++++ EXTRACTED MATERIAL ++++
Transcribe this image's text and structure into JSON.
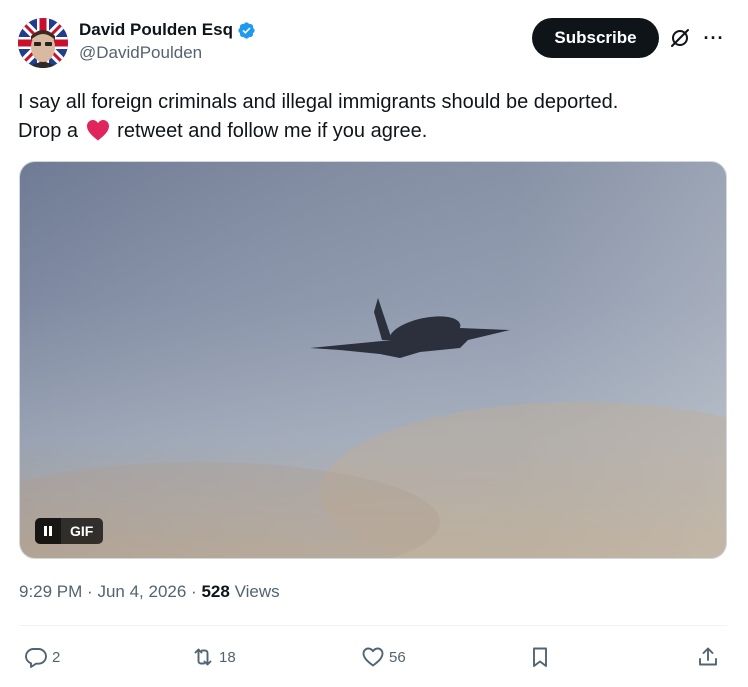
{
  "author": {
    "display_name": "David Poulden Esq",
    "handle": "@DavidPoulden",
    "verified": true,
    "avatar_icon": "union-flag-avatar"
  },
  "header": {
    "subscribe_label": "Subscribe",
    "grok_icon": "grok-icon",
    "more_icon": "more-icon",
    "more_glyph": "···"
  },
  "tweet": {
    "line1": "I say all foreign criminals and illegal immigrants should be deported.",
    "line2_before": "Drop a",
    "line2_after": "retweet and follow me if you agree.",
    "emoji": "heart-emoji"
  },
  "media": {
    "type": "gif",
    "badge_label": "GIF",
    "description_icon": "airplane-in-sky"
  },
  "meta": {
    "time": "9:29 PM",
    "separator1": "·",
    "date": "Jun 4, 2026",
    "separator2": "·",
    "views_count": "528",
    "views_label": "Views"
  },
  "actions": {
    "replies": "2",
    "reposts": "18",
    "likes": "56"
  },
  "colors": {
    "text_primary": "#0f1419",
    "text_secondary": "#536471",
    "verified_blue": "#1d9bf0",
    "button_dark": "#0f1419",
    "heart_red": "#e0245e",
    "divider": "#eff3f4"
  }
}
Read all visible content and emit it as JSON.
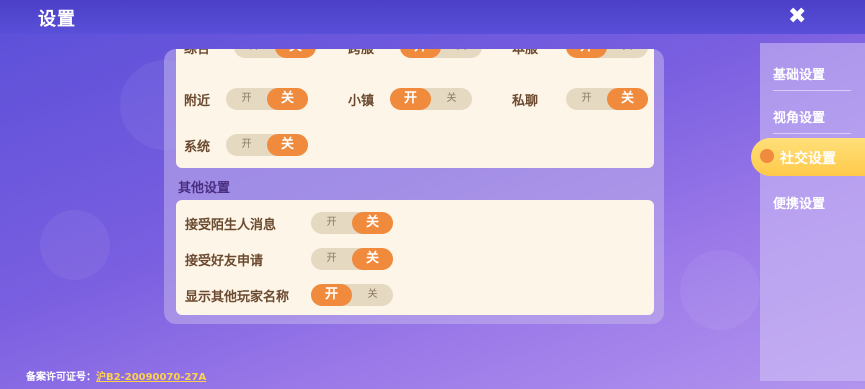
{
  "header": {
    "title": "设置",
    "close_icon": "close-icon"
  },
  "social_toggles_top": [
    {
      "label": "综合",
      "on_label": "开",
      "off_label": "关",
      "value": "off"
    },
    {
      "label": "跨服",
      "on_label": "开",
      "off_label": "关",
      "value": "on"
    },
    {
      "label": "本服",
      "on_label": "开",
      "off_label": "关",
      "value": "on"
    }
  ],
  "social_toggles": [
    {
      "label": "附近",
      "on_label": "开",
      "off_label": "关",
      "value": "off"
    },
    {
      "label": "小镇",
      "on_label": "开",
      "off_label": "关",
      "value": "on"
    },
    {
      "label": "私聊",
      "on_label": "开",
      "off_label": "关",
      "value": "off"
    },
    {
      "label": "系统",
      "on_label": "开",
      "off_label": "关",
      "value": "off"
    }
  ],
  "other_section": {
    "title": "其他设置",
    "items": [
      {
        "label": "接受陌生人消息",
        "on_label": "开",
        "off_label": "关",
        "value": "off"
      },
      {
        "label": "接受好友申请",
        "on_label": "开",
        "off_label": "关",
        "value": "off"
      },
      {
        "label": "显示其他玩家名称",
        "on_label": "开",
        "off_label": "关",
        "value": "on"
      }
    ]
  },
  "sidebar": {
    "items": [
      {
        "label": "基础设置",
        "active": false
      },
      {
        "label": "视角设置",
        "active": false
      },
      {
        "label": "社交设置",
        "active": true
      },
      {
        "label": "便携设置",
        "active": false
      }
    ]
  },
  "footer": {
    "license_label": "备案许可证号：",
    "license_value": "沪B2-20090070-27A"
  },
  "colors": {
    "accent": "#f08a3c",
    "panel_bg": "#fdf5e7",
    "active_tab": "#ffc94a"
  }
}
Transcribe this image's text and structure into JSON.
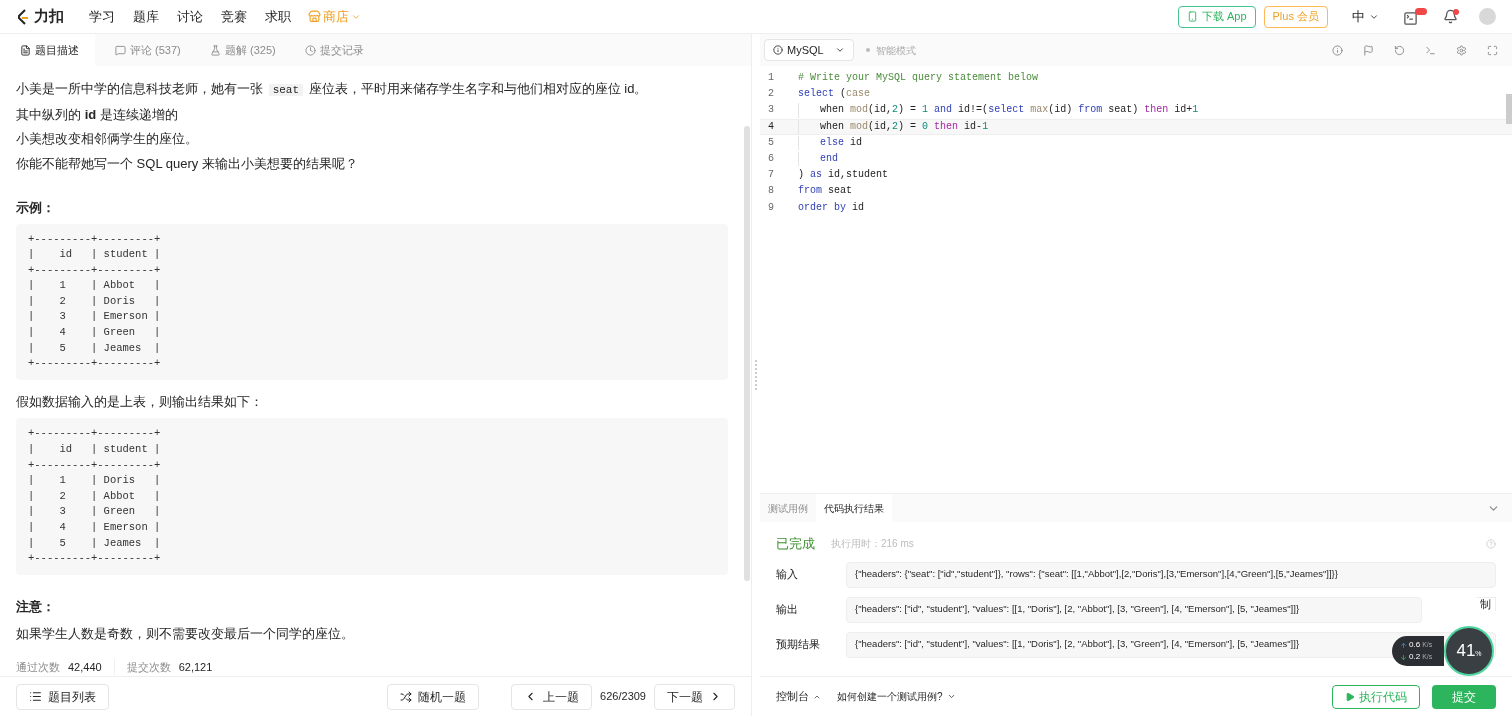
{
  "nav": {
    "logo": "力扣",
    "links": [
      {
        "label": "学习",
        "selected": false
      },
      {
        "label": "题库",
        "selected": false
      },
      {
        "label": "讨论",
        "selected": false
      },
      {
        "label": "竞赛",
        "selected": false
      },
      {
        "label": "求职",
        "selected": false
      }
    ],
    "shop": "商店",
    "download": "下载 App",
    "plus": "Plus 会员",
    "lang": "中"
  },
  "left_tabs": [
    {
      "label": "题目描述",
      "kind": "desc",
      "selected": true
    },
    {
      "label": "评论 (537)",
      "kind": "comment",
      "selected": false
    },
    {
      "label": "题解 (325)",
      "kind": "flask",
      "selected": false
    },
    {
      "label": "提交记录",
      "kind": "clock",
      "selected": false
    }
  ],
  "description": [
    {
      "kind": "parts",
      "parts": [
        {
          "text": "小美是一所中学的信息科技老师，她有一张 ",
          "kind": "text"
        },
        {
          "text": "seat",
          "kind": "code"
        },
        {
          "text": " 座位表，平时用来储存学生名字和与他们相对应的座位 id。",
          "kind": "text"
        }
      ]
    },
    {
      "kind": "text",
      "text": "其中纵列的 **id** 是连续递增的"
    },
    {
      "kind": "text",
      "text": "小美想改变相邻俩学生的座位。"
    },
    {
      "kind": "text",
      "text": "你能不能帮她写一个 SQL query 来输出小美想要的结果呢？"
    },
    {
      "kind": "heading",
      "text": "示例："
    },
    {
      "kind": "pre",
      "lines": [
        "+---------+---------+",
        "|    id   | student |",
        "+---------+---------+",
        "|    1    | Abbot   |",
        "|    2    | Doris   |",
        "|    3    | Emerson |",
        "|    4    | Green   |",
        "|    5    | Jeames  |",
        "+---------+---------+"
      ]
    },
    {
      "kind": "text",
      "text": "假如数据输入的是上表，则输出结果如下："
    },
    {
      "kind": "pre",
      "lines": [
        "+---------+---------+",
        "|    id   | student |",
        "+---------+---------+",
        "|    1    | Doris   |",
        "|    2    | Abbot   |",
        "|    3    | Green   |",
        "|    4    | Emerson |",
        "|    5    | Jeames  |",
        "+---------+---------+"
      ]
    },
    {
      "kind": "heading",
      "text": "注意："
    },
    {
      "kind": "text",
      "text": "如果学生人数是奇数，则不需要改变最后一个同学的座位。"
    }
  ],
  "stats": [
    {
      "label": "通过次数",
      "value": "42,440"
    },
    {
      "label": "提交次数",
      "value": "62,121"
    }
  ],
  "left_footer": {
    "list": "题目列表",
    "random": "随机一题",
    "prev": "上一题",
    "page": "626/2309",
    "next": "下一题"
  },
  "editor_toolbar": {
    "language": "MySQL",
    "mode": "智能模式"
  },
  "code": [
    {
      "n": "1",
      "current": false,
      "indented": false,
      "tokens": [
        {
          "text": "# Write your MySQL query statement below",
          "kind": "comment"
        }
      ]
    },
    {
      "n": "2",
      "current": false,
      "indented": false,
      "tokens": [
        {
          "text": "select",
          "kind": "keyword"
        },
        {
          "text": " (",
          "kind": "plain"
        },
        {
          "text": "case",
          "kind": "function"
        }
      ]
    },
    {
      "n": "3",
      "current": false,
      "indented": true,
      "tokens": [
        {
          "text": "when ",
          "kind": "plain"
        },
        {
          "text": "mod",
          "kind": "function"
        },
        {
          "text": "(id,",
          "kind": "plain"
        },
        {
          "text": "2",
          "kind": "number"
        },
        {
          "text": ") = ",
          "kind": "plain"
        },
        {
          "text": "1",
          "kind": "number"
        },
        {
          "text": " and",
          "kind": "keyword"
        },
        {
          "text": " id!=(",
          "kind": "plain"
        },
        {
          "text": "select",
          "kind": "keyword"
        },
        {
          "text": " max",
          "kind": "function"
        },
        {
          "text": "(id) ",
          "kind": "plain"
        },
        {
          "text": "from",
          "kind": "keyword"
        },
        {
          "text": " seat) ",
          "kind": "plain"
        },
        {
          "text": "then",
          "kind": "control"
        },
        {
          "text": " id+",
          "kind": "plain"
        },
        {
          "text": "1",
          "kind": "number"
        }
      ]
    },
    {
      "n": "4",
      "current": true,
      "indented": true,
      "tokens": [
        {
          "text": "when ",
          "kind": "plain"
        },
        {
          "text": "mod",
          "kind": "function"
        },
        {
          "text": "(id,",
          "kind": "plain"
        },
        {
          "text": "2",
          "kind": "number"
        },
        {
          "text": ") = ",
          "kind": "plain"
        },
        {
          "text": "0",
          "kind": "number"
        },
        {
          "text": " then",
          "kind": "control"
        },
        {
          "text": " id-",
          "kind": "plain"
        },
        {
          "text": "1",
          "kind": "number"
        }
      ]
    },
    {
      "n": "5",
      "current": false,
      "indented": true,
      "tokens": [
        {
          "text": "else",
          "kind": "keyword"
        },
        {
          "text": " id",
          "kind": "plain"
        }
      ]
    },
    {
      "n": "6",
      "current": false,
      "indented": true,
      "tokens": [
        {
          "text": "end",
          "kind": "keyword"
        }
      ]
    },
    {
      "n": "7",
      "current": false,
      "indented": false,
      "tokens": [
        {
          "text": ") ",
          "kind": "plain"
        },
        {
          "text": "as",
          "kind": "keyword"
        },
        {
          "text": " id,student",
          "kind": "plain"
        }
      ]
    },
    {
      "n": "8",
      "current": false,
      "indented": false,
      "tokens": [
        {
          "text": "from",
          "kind": "keyword"
        },
        {
          "text": " seat",
          "kind": "plain"
        }
      ]
    },
    {
      "n": "9",
      "current": false,
      "indented": false,
      "tokens": [
        {
          "text": "order by",
          "kind": "keyword"
        },
        {
          "text": " id",
          "kind": "plain"
        }
      ]
    }
  ],
  "result_tabs": [
    {
      "label": "测试用例",
      "selected": false
    },
    {
      "label": "代码执行结果",
      "selected": true
    }
  ],
  "result": {
    "status": "已完成",
    "runtime": "执行用时：216 ms",
    "rows": [
      {
        "label": "输入",
        "value": "{\"headers\": {\"seat\": [\"id\",\"student\"]}, \"rows\": {\"seat\": [[1,\"Abbot\"],[2,\"Doris\"],[3,\"Emerson\"],[4,\"Green\"],[5,\"Jeames\"]]}}"
      },
      {
        "label": "输出",
        "value": "{\"headers\": [\"id\", \"student\"], \"values\": [[1, \"Doris\"], [2, \"Abbot\"], [3, \"Green\"], [4, \"Emerson\"], [5, \"Jeames\"]]}"
      },
      {
        "label": "预期结果",
        "value": "{\"headers\": [\"id\", \"student\"], \"values\": [[1, \"Doris\"], [2, \"Abbot\"], [3, \"Green\"], [4, \"Emerson\"], [5, \"Jeames\"]]}"
      }
    ],
    "copy": "制"
  },
  "right_footer": {
    "console": "控制台",
    "howto": "如何创建一个测试用例?",
    "run": "执行代码",
    "submit": "提交"
  },
  "net_widget": {
    "up": "0.6",
    "up_unit": "K/s",
    "down": "0.2",
    "down_unit": "K/s",
    "percent": "41",
    "percent_unit": "%"
  }
}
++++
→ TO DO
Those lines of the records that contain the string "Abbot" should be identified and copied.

→ TASK OUTPUT
        "|    1    | Abbot   |",
        "|    2    | Abbot   |",
        "value": "{\"headers\": {\"seat\": [\"id\",\"student\"]}, \"rows\": {\"seat\": [[1,\"Abbot\"],[2,\"Doris\"],[3,\"Emerson\"],[4,\"Green\"],[5,\"Jeames\"]]}}"
        "value": "{\"headers\": [\"id\", \"student\"], \"values\": [[1, \"Doris\"], [2, \"Abbot\"], [3, \"Green\"], [4, \"Emerson\"], [5, \"Jeames\"]]}"
        "value": "{\"headers\": [\"id\", \"student\"], \"values\": [[1, \"Doris\"], [2, \"Abbot\"], [3, \"Green\"], [4, \"Emerson\"], [5, \"Jeames\"]]}"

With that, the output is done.